I've been thinking about the term of endearment 'Honey'. To me, it speaks of an intimacy reserved for very specific relationships, specifically one for people in a long term relationship. Perhaps this is because it was my parents' choice when speaking to one another; 'Sweetie' was always used for us kids. Often they would use it in passing, almost as if it coincidentally happened to be both of their given names.
"Do you, Honey S., take Honey V. as your lawfully wedded...?" the rabbi would have said.
It was most often said with affection, but my favourite was always when they used it during an argument. My parents have never fought, not once. They argue, debate, disagree but never fight, and frequently, when in the midst of one of these 'discussions', they would toss out an emphatic Honey. Now this was not, as one might see on WASPy television shows, a way of ensuring us kids that this was not heading for family court. Rather, it was, in the nicest way possible, a way of saying, "Actually, you block head, I'm right."
Other times, it was said accompanied with a sigh. The adult sigh is, I feel, a gift with purchase when a couple has children. I have a childless aunt and uncle who I don't believe have sighed since the 70's. It's not as though my parents' sighing Honeys were always directly about us, but rather the state of their lives in general. Even if it was commiseration about work, the undertone was still, "Sucks about your job, honey. Would sure suck less if on top of that we didn't have these three schmucks running around our house."
I have many terms of endearment for friends.
'Sweetie' is the most general. It can be used for any female friend and, in theory, any mincing homo that would appreciate the female allusion. Sweetie is also the whitest term of endearment. You see it all over predominantly Caucasian shows. Think Friends, Desperate Housewives and Mad About You, the last of which pretty much jumped the shark on Sweetie.
'Baby' or 'Babe' is what I use for my nearest and dearest. While most of these have crept so far back on the back burner that I don't think we're on the same stove anymore, the original usage was meant to imply that we were closer than others. Sometimes this was true. Babe is frequently used when giving advice, counselling or even disputing, which makes it akin to 'Hon'. It is very important to note that Hon, while a diminutive of Honey, is by no means related to the topic of this discussion. It's like Jackson 5 Michael and post-nose Michael. Different entities entirely.
I suppose a paragraph on male terms of endearment is required. These are limited to your basic 'Dude' (usually a greeting or as a replacement for their name, always emphatic), 'Bud'/'Buddy' (only for nice guys) and a slew of Ebonics-inspired pronouns like 'Homeslice', 'Homeskillet' and 'Bizatch'.
'Lover' is always meant in jest and can be said to members of either sex. This can never be uttered to an actual lover otherwise there ain't gonna be no more lovin'. Trust me.

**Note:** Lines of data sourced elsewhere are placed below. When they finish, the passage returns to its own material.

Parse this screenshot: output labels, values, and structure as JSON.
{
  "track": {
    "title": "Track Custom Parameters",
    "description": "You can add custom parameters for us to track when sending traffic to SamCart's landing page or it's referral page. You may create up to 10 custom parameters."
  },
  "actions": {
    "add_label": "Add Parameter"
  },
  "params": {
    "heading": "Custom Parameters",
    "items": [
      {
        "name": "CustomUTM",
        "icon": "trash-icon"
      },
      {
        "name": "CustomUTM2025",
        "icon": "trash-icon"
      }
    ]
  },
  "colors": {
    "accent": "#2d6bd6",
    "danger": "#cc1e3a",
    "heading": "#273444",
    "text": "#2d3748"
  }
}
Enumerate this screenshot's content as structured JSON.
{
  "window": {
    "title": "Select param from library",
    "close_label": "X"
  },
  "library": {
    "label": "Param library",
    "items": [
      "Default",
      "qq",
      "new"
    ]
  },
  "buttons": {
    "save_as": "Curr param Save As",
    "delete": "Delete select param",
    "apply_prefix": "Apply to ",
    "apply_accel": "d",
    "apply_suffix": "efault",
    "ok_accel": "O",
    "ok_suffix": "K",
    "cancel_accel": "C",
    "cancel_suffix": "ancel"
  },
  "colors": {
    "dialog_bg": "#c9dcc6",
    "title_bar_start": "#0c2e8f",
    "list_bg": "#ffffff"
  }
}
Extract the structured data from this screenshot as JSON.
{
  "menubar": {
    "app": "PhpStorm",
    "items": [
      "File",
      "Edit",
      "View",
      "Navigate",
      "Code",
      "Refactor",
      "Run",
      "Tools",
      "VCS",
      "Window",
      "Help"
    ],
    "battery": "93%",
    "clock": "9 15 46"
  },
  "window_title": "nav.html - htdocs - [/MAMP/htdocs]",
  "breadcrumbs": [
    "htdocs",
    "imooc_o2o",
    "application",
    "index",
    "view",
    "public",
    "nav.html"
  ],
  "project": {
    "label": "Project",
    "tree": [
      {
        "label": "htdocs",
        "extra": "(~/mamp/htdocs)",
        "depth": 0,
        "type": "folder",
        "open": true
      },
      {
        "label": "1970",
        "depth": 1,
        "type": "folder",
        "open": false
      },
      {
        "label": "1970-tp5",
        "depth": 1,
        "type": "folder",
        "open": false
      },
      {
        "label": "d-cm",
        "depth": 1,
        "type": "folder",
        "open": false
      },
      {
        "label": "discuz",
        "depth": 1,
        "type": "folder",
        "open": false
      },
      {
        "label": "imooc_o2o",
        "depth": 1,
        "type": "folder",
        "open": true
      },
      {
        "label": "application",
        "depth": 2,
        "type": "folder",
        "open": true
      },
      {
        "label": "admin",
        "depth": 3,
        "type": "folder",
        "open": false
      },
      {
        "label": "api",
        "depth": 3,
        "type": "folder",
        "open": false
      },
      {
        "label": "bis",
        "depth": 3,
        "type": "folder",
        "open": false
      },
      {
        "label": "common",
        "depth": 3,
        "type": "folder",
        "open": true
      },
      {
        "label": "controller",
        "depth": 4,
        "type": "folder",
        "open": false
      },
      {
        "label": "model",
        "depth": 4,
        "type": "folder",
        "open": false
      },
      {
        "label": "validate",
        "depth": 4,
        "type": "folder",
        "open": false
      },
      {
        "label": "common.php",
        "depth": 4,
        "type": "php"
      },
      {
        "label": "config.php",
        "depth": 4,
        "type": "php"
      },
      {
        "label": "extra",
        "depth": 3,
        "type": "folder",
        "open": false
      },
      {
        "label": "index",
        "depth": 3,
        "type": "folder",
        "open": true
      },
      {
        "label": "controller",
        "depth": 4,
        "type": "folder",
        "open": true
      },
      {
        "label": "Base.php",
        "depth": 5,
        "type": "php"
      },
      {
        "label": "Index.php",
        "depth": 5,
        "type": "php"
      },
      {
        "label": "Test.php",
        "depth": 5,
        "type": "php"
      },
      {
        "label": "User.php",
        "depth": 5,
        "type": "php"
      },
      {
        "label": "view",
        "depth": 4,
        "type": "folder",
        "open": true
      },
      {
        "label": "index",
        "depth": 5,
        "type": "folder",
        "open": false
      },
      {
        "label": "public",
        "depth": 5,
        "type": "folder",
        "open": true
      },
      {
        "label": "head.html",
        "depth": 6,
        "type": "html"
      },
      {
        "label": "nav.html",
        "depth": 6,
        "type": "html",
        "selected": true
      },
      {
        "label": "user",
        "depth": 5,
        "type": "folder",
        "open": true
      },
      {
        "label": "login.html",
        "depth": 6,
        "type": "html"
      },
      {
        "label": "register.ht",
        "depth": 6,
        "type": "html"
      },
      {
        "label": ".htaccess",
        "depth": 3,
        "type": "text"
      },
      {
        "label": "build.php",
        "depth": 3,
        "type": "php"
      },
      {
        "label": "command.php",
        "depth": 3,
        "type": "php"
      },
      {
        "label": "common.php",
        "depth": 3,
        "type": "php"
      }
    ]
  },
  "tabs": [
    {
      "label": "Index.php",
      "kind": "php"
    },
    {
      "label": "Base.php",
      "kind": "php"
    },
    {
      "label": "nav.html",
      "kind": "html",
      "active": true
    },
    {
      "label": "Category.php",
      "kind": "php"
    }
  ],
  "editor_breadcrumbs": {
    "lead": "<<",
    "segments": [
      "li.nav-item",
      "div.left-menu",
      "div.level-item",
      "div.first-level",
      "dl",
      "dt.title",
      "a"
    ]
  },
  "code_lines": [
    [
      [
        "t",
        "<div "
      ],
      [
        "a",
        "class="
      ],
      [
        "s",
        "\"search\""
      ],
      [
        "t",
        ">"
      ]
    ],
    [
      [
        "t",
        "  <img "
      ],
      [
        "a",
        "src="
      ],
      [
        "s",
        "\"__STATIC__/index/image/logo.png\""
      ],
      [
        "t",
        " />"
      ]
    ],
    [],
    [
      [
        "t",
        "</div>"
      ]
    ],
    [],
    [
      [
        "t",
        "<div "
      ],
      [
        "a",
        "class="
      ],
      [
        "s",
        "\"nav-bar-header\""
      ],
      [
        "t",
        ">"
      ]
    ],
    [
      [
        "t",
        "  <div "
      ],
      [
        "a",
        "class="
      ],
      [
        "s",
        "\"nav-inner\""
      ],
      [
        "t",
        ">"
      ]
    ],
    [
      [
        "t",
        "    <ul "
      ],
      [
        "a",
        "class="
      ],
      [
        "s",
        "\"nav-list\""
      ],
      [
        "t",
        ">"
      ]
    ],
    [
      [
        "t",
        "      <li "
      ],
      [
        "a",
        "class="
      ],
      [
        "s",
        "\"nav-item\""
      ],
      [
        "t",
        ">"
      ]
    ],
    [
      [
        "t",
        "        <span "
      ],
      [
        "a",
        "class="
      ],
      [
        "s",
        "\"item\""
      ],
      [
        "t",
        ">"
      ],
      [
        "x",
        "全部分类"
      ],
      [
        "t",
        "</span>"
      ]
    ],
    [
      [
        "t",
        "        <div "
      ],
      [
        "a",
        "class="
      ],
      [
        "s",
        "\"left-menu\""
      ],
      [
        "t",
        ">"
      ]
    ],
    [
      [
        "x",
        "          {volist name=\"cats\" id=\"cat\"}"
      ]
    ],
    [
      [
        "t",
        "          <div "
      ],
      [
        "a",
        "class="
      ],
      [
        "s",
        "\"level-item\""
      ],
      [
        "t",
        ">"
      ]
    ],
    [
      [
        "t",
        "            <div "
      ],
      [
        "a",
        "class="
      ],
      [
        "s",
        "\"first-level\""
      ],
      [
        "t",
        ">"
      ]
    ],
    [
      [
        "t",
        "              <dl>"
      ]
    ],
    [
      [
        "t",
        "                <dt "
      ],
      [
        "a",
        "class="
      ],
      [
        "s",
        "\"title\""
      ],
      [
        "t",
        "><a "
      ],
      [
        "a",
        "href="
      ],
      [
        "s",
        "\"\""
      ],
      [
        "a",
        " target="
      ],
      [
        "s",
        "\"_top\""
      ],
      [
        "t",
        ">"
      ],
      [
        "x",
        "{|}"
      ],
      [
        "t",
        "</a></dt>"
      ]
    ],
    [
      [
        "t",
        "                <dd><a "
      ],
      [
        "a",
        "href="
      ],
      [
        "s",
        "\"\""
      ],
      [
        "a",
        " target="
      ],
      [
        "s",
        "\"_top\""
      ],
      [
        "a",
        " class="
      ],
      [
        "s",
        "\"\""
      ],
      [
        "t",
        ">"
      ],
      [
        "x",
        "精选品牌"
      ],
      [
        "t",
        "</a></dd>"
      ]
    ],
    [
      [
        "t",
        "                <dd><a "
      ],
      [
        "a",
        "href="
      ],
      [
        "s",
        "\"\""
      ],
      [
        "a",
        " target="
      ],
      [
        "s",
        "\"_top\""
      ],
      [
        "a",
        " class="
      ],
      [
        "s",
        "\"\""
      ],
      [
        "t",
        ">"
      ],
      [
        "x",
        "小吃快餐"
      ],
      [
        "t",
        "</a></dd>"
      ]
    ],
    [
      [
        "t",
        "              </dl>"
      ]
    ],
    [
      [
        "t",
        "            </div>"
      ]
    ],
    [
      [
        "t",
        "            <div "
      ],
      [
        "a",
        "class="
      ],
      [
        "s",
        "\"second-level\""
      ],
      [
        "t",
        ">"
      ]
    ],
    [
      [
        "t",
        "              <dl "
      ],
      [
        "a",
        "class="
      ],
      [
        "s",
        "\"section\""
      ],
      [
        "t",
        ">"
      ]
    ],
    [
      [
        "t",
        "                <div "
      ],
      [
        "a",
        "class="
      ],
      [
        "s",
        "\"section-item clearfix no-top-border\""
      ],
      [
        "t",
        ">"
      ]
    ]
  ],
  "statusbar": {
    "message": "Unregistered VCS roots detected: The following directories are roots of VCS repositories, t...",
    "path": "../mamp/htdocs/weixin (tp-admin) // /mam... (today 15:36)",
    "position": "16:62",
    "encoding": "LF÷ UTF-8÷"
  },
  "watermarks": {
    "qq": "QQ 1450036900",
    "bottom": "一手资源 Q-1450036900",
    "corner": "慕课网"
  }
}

'Honey' is for the actual lover. Or so I imagine. My new thing when sizing someone up and judging whether or not we have a future with an adopted Himalayan whistle kid together, is to ask myself, "Do you see yourself calling him Honey?" Not like Honey-our-love-shall-light-an-eternal-flame-in-the-Kingdom-of-Heaven! More, How-was-your-day-Honey? or Honey-can-you-pick-up-some-goat-for dinner? or Honey-that-goddamned-whistle-kid-got-out-of-his-cage-again. If I cannot imagine asking him these questions, then there is no future. End of story. We may continue the lover-ing, perhaps even form a close friendship, sometimes even after the lovin' up is done with. But without a Honey dream, it ain't happening. And what if there is? In this case, I usually turn into a mute with no ability to actually be my delightful self, but rather make lame jokes about SNL or fidget with my sweater, which has all of a sudden become too small and oh god, why do I look like such a mess?!
Presuming we can actually get through my initial psychotic episode together, my beehive is rarin' to go. You may insert your own 'honeycomb' and 'dripping' innuendos now.